Perhaps there are people out there who are always on the same page as their spouse. Perhaps they never hesitate to have a difficult conversation with their spouse. Maybe their spouse always seems to be in tune with their needs and so they always feel taken care of. And to be fair, there have been times in my marriage where all those things were true. But to be honest, I would say that was more the exception than the day-to-day reality of plowing through our daily grinds.
Have you ever needed to have a difficult conversation with your spouse? One that you’re pretty sure isn’t going to go well, no matter how you approach it? I have, and guess what? Spoiler alert: it doesn’t go well. But those conversations and important and essential to have. Those conversations take bravery to start and they take courage to work through. And it is imperative that it isn’t just one person being brave and courageous each time. Each of you must take your turn being fearless.
I’m going to take a dip into the deep end of taboo subjects now: marriage counseling. You know what takes guts? Acknowledging that you need help and going to get it. I had thought for a long time that maybe our marriage needed the guidance of a counselor. But each time I would have that thought, I would quickly say to myself, “no, you don’t need it. It’s not like divorce is on the table right now. Counseling is for couples who are seriously considering divorce.” Um, no. That is so wrong and naive and honestly, stupid to think. I wouldn’t run a marathon without a training plan. I don’t wait until I need to be hospitalized before going to the doctor, so why would I wait until I feel like my marriage is toeing the line of separation before seeking help? Once I changed my perspective on counseling it allowed me to be brave in bringing up the idea to my spouse.
Once I had the courage to have the hard conversation about counseling, I felt as though a huge weight had been taken off my shoulders and my heart. And yes, it sucks. It sucks so bad to acknowledge the need for help with something that you “shouldn’t” or “aren’t supposed to need help with” or that “shouldn’t be hard”. Marriage is hard when you want it to be more than a checklist of tasks that you go through each day. Marriage is easy(ier) when you’re okay with the idea of your spouse being your roommate. Some days marriage is easy and you feel deeply connected to your partner and some days you’re trying hard to think of something to make small talk about and nothing comes to mind. All of that has literally happened in the same week. Marriage is ridiculous. But when you’re brave enough to have hard conversations and courageous enough to seek help when you need it (or when you think you need it), then it becomes less ridiculous and more awesome.
If you think you need marriage counseling, or your spouse thinks you need it, then you need it. Not because you’ve “failed” or are “failing” or because you “can’t” do it, but because it helps. It absolutely helps to have a neutral adult tell you how to be an adult. Obviously, counseling is much more than that, but hopefully you’re seeing the point I’m trying to make. Be brave about what you need, be courageous in seeking it out, be vulnerable to be better.
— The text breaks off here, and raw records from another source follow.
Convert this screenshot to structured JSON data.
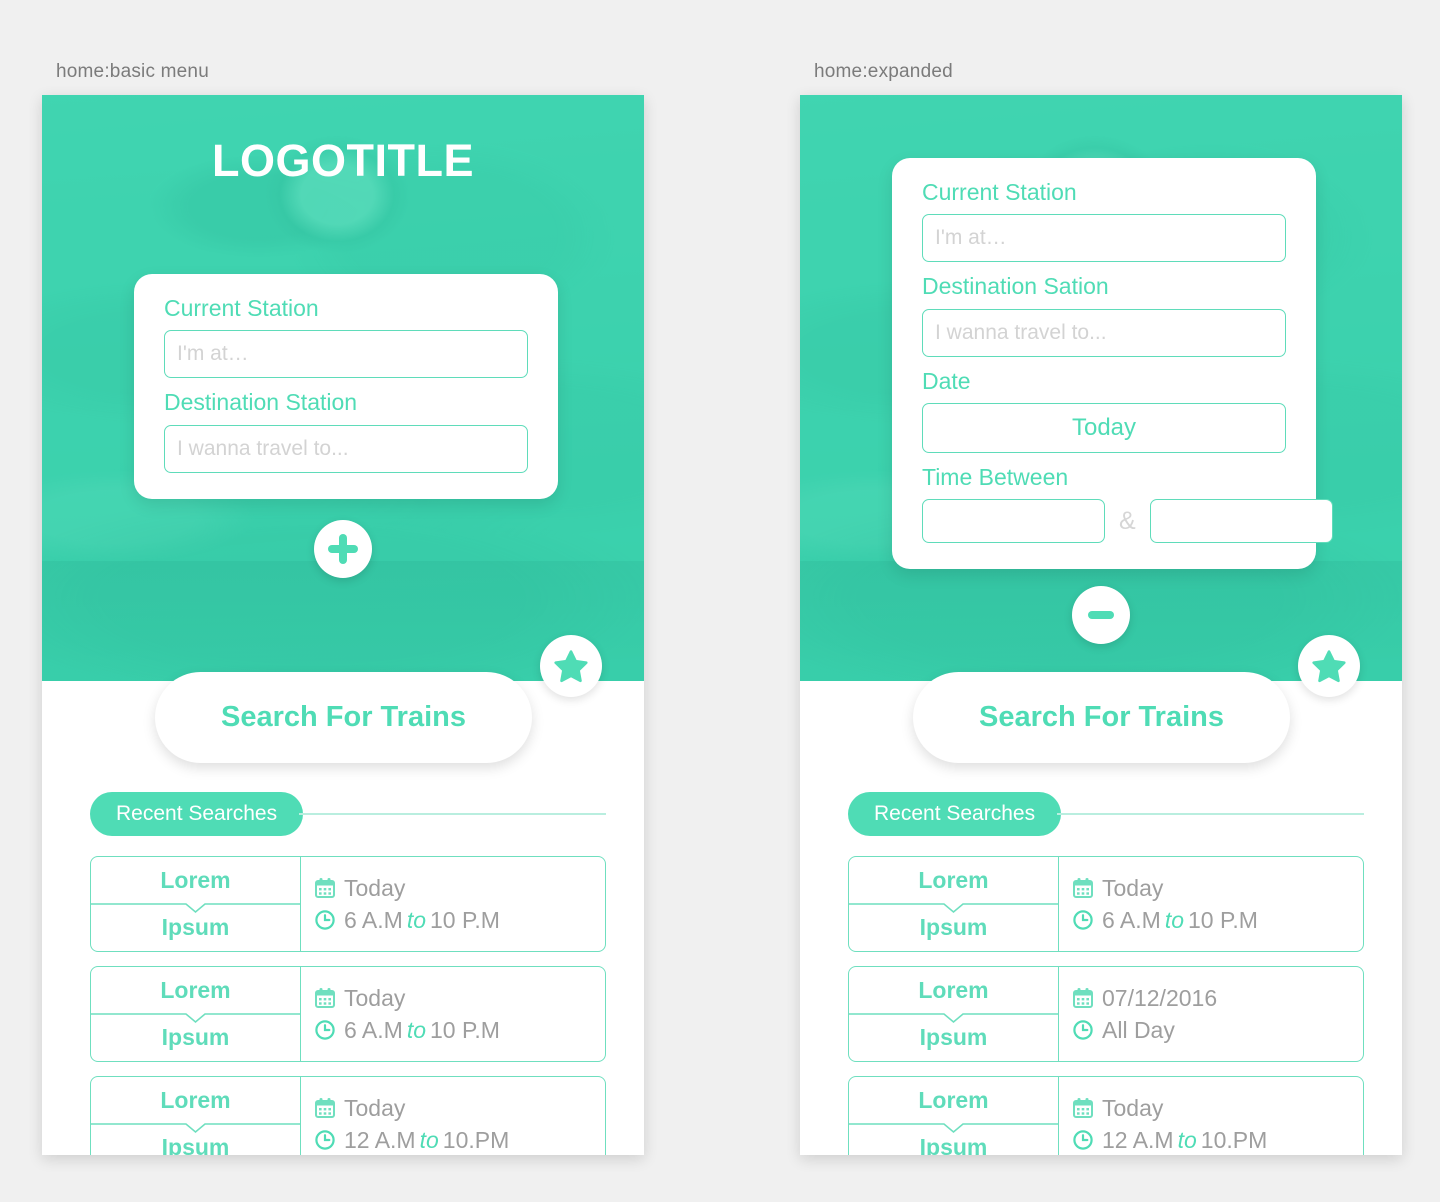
{
  "accent": "#4fdcb5",
  "hero_color": "#3ad3ae",
  "muted_text": "#9e9e9e",
  "screens": [
    {
      "label": "home:basic menu",
      "variant": "basic",
      "logo_title": "LOGOTITLE",
      "card": {
        "current_station_label": "Current Station",
        "current_station_placeholder": "I'm at…",
        "current_station_value": "",
        "destination_label": "Destination Station",
        "destination_placeholder": "I wanna travel to...",
        "destination_value": ""
      },
      "toggle": {
        "icon": "plus-icon",
        "glyph": "+"
      },
      "favorites_icon": "star-icon",
      "search_button": "Search For Trains",
      "recent": {
        "title": "Recent Searches",
        "rows": [
          {
            "origin": "Lorem",
            "destination": "Ipsum",
            "date_icon": "calendar-icon",
            "date": "Today",
            "time_icon": "clock-icon",
            "time_start": "6 A.M",
            "time_sep": "to",
            "time_end": "10 P.M"
          },
          {
            "origin": "Lorem",
            "destination": "Ipsum",
            "date_icon": "calendar-icon",
            "date": "Today",
            "time_icon": "clock-icon",
            "time_start": "6 A.M",
            "time_sep": "to",
            "time_end": "10 P.M"
          },
          {
            "origin": "Lorem",
            "destination": "Ipsum",
            "date_icon": "calendar-icon",
            "date": "Today",
            "time_icon": "clock-icon",
            "time_start": "12 A.M",
            "time_sep": "to",
            "time_end": " 10.PM"
          }
        ]
      }
    },
    {
      "label": "home:expanded",
      "variant": "expanded",
      "logo_title": "",
      "card": {
        "current_station_label": "Current Station",
        "current_station_placeholder": "I'm at…",
        "current_station_value": "",
        "destination_label": "Destination Sation",
        "destination_placeholder": "I wanna travel to...",
        "destination_value": "",
        "date_label": "Date",
        "date_value": "Today",
        "time_label": "Time Between",
        "time_from_value": "",
        "time_to_value": "",
        "time_separator": "&"
      },
      "toggle": {
        "icon": "minus-icon",
        "glyph": "−"
      },
      "favorites_icon": "star-icon",
      "search_button": "Search For Trains",
      "recent": {
        "title": "Recent Searches",
        "rows": [
          {
            "origin": "Lorem",
            "destination": "Ipsum",
            "date_icon": "calendar-icon",
            "date": "Today",
            "time_icon": "clock-icon",
            "time_start": "6 A.M",
            "time_sep": "to",
            "time_end": "10 P.M"
          },
          {
            "origin": "Lorem",
            "destination": "Ipsum",
            "date_icon": "calendar-icon",
            "date": "07/12/2016",
            "time_icon": "clock-icon",
            "time_start": "All Day",
            "time_sep": "",
            "time_end": ""
          },
          {
            "origin": "Lorem",
            "destination": "Ipsum",
            "date_icon": "calendar-icon",
            "date": "Today",
            "time_icon": "clock-icon",
            "time_start": "12 A.M",
            "time_sep": "to",
            "time_end": " 10.PM"
          }
        ]
      }
    }
  ]
}
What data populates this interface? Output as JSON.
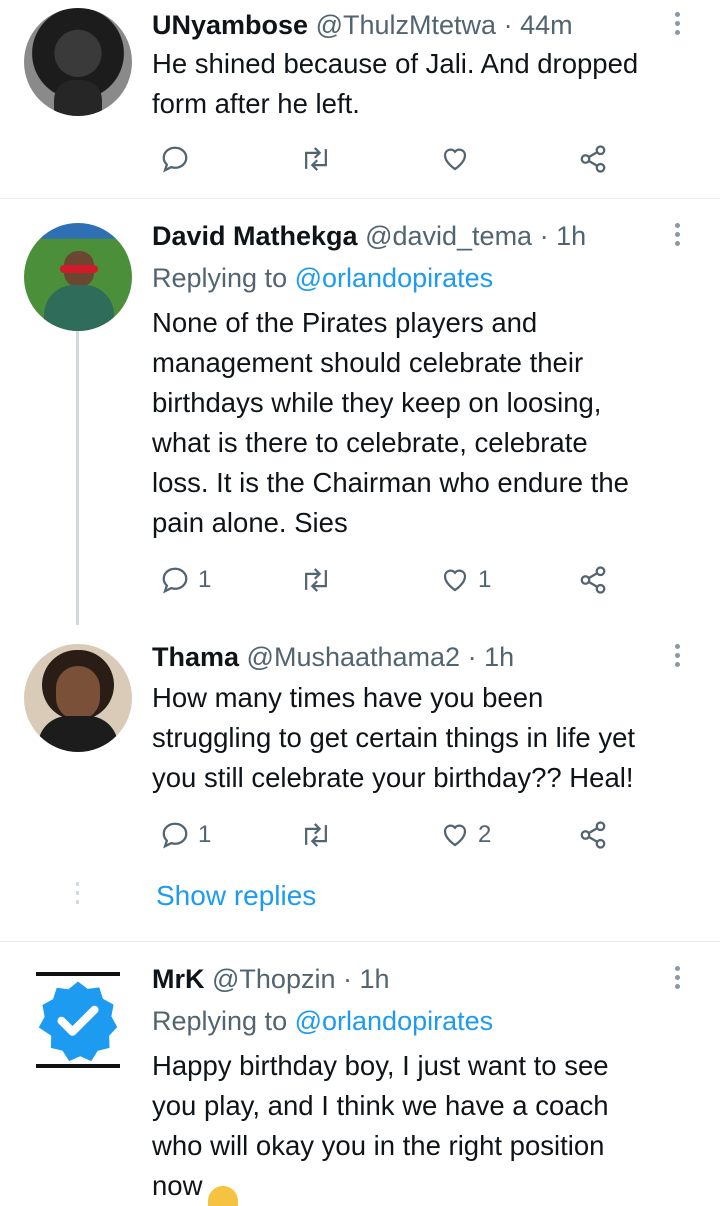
{
  "tweets": [
    {
      "name": "UNyambose",
      "handle": "@ThulzMtetwa",
      "time": "44m",
      "lines": [
        "He shined because of Jali. And dropped",
        "form after he left."
      ],
      "replies": "",
      "likes": ""
    },
    {
      "name": "David Mathekga",
      "handle": "@david_tema",
      "time": "1h",
      "replying_prefix": "Replying to",
      "replying_to": "@orlandopirates",
      "lines": [
        "None of the Pirates players and",
        "management should celebrate their",
        "birthdays while they keep on loosing,",
        "what is there to celebrate, celebrate",
        "loss. It is the Chairman who endure the",
        "pain alone. Sies"
      ],
      "replies": "1",
      "likes": "1"
    },
    {
      "name": "Thama",
      "handle": "@Mushaathama2",
      "time": "1h",
      "lines": [
        "How many times have you been",
        "struggling to get certain things in life yet",
        "you still celebrate your birthday?? Heal!"
      ],
      "replies": "1",
      "likes": "2"
    },
    {
      "name": "MrK",
      "handle": "@Thopzin",
      "time": "1h",
      "replying_prefix": "Replying to",
      "replying_to": "@orlandopirates",
      "lines": [
        "Happy birthday boy, I just want to see",
        "you play, and I think we have a coach",
        "who will okay you in the right position",
        "now"
      ]
    }
  ],
  "show_replies": "Show replies",
  "separator": "·",
  "icons": {
    "reply": "reply-icon",
    "retweet": "retweet-icon",
    "like": "heart-icon",
    "share": "share-icon",
    "more": "more-options-icon"
  },
  "colors": {
    "link": "#1d9bf0",
    "muted": "#536471",
    "text": "#0f1419",
    "verified": "#1d9bf0"
  }
}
And if what I’ve said rings true for you, hand this over to your spouse and ask them to read it too. If one of you think you should try talking to a counselor then you should definitely do it. And know you’re not alone. I’m in the boat with you and I’m willing to bet a lot more people than you think are in it too (despite what their social media accounts might portray).